 As a mentor today, I would like to share that at times I did question myself, I faced disappointments and have some regrets but what anchored me is my desire to learn. I am thankful to my teachers who believed in me and stood by me in my low phases, shared with me their own struggles so that I sustained a ray of hope, a hope to live and to learn. 

The COVID pandemic has shown us that distance learning is possible but when I ask my kids how school was today, the answer is “we miss going to school”. It’s the warmth, the compassion and connection that are the core of being human. In an era where handling boredom and frustration seems like a common problem highlighted by students, I believe if learning is flexible and fun it can be magical. As Rabindranath Tagore stated, “The highest education is that which does not merely give us information but makes our life in harmony with all existence.”


  • Shrradha Sidhwani

    (CRR-51358) Psychologist & Psychotherapist, Associate Fellow & Supervisor of AEI Institute (USA)

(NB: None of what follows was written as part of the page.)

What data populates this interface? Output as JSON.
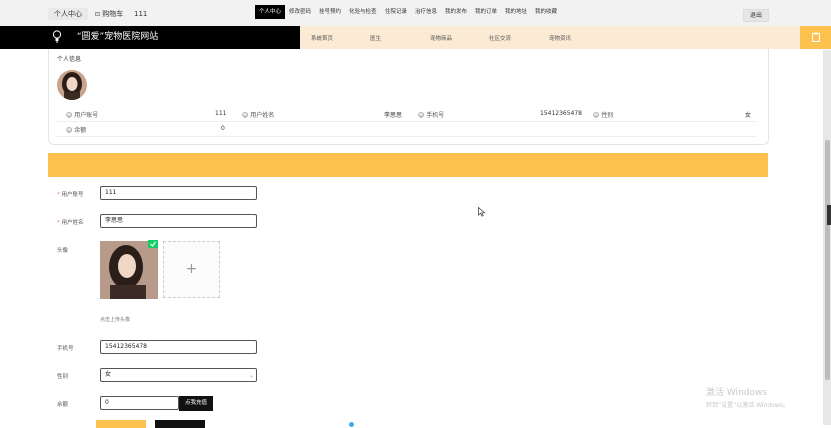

    After completing her studies in psychology from the University of Melbourne, Shrradha had a strong desire to return to her country and work in the neglected mental health field. She has conducted workshops and training courses across schools, colleges and corporate organisations for students, teachers, counselors and physicians. Her areas of expertise include marital counseling, parenting, handling children for behavioral, emotional and social issues. She has been formally trained in Rational Emotive Behavioral Therapy (REBT) from the Albert Ellis Institute, New York and uses this therapy to deal with anger disorders, anxiety, phobias, depression and marital discord. Additionally, she has also been certified as one of India’s first Tobacco Trained Specialist (TTS) from Mayo Clinic, USA training counselors for tobacco cessation in hospitals and schools along with Life-First and Salaam Bombay Foundation.
    As a certified Clinical Psychologist from the Rehabilitation Council of India (A51358) and a Single Session Therapist, the coaching and commitment of giving back to society and to the field of mental health continues.